◆ Exercise
Where in the data below does the word "actionOpen" appear? Copy each line that holds it.

◆ Supplied material
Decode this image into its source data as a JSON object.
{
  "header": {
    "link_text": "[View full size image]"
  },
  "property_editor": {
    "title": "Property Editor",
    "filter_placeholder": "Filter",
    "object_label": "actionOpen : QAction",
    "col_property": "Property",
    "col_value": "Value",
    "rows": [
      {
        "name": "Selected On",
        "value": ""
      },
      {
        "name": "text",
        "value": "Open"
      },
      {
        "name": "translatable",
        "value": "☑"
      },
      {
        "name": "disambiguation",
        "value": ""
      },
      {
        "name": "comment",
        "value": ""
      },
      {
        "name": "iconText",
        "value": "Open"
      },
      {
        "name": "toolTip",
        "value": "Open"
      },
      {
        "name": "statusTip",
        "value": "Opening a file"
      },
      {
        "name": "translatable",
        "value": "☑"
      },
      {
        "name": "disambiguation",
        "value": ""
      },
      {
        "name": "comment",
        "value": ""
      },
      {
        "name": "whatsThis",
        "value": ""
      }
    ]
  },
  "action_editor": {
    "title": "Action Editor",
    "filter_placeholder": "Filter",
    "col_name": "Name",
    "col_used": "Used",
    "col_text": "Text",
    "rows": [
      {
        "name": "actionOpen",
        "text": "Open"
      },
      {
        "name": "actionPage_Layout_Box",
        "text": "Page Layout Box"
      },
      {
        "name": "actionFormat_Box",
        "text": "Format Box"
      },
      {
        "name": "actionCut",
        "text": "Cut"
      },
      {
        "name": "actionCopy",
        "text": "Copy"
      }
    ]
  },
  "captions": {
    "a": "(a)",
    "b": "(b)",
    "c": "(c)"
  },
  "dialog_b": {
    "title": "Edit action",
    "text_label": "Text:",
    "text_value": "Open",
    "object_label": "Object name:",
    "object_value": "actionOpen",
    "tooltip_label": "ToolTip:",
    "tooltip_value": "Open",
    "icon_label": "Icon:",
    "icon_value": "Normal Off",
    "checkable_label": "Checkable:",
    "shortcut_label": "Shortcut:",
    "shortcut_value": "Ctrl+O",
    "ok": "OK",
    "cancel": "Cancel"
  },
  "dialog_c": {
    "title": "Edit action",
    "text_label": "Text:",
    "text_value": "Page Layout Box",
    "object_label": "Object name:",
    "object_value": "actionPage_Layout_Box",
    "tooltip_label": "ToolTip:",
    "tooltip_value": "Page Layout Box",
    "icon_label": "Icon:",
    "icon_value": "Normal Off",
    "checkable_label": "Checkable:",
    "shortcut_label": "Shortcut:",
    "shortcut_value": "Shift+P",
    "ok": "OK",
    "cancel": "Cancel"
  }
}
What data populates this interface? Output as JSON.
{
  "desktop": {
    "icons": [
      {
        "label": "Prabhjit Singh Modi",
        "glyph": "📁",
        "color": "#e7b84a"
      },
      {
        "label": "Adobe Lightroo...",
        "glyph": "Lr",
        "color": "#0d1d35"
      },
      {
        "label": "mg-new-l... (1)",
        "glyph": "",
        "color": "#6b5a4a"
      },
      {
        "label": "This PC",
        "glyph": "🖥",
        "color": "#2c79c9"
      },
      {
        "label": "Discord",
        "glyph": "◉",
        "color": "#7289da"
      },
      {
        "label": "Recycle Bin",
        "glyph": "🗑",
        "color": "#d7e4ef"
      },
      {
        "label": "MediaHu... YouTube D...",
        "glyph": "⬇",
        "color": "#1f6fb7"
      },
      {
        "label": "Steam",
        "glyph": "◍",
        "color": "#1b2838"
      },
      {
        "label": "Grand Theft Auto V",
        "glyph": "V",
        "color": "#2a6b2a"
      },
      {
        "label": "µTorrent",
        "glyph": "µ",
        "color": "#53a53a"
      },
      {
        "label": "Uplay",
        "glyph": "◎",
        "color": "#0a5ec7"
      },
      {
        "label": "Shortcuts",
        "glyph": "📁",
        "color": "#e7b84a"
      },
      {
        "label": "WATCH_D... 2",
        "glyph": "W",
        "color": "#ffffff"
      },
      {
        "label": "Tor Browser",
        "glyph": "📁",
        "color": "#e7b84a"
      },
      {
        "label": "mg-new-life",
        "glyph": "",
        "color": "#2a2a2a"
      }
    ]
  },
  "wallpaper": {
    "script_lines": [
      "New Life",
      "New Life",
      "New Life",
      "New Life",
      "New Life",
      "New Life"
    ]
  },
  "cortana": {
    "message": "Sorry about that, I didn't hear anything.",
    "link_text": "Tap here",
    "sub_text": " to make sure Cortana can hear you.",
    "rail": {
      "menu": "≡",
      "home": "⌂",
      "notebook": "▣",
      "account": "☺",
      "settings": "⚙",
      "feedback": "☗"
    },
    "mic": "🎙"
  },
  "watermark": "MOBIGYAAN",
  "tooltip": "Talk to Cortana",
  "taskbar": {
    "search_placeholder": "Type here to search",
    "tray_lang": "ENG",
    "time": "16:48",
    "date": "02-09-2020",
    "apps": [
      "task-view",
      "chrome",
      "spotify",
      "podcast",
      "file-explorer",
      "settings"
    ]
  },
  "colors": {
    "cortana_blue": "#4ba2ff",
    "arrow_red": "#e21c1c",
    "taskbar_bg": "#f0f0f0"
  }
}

◆ Answer to this exercise
    "object_label": "actionOpen : QAction",
        "name": "actionOpen",
    "object_value": "actionOpen",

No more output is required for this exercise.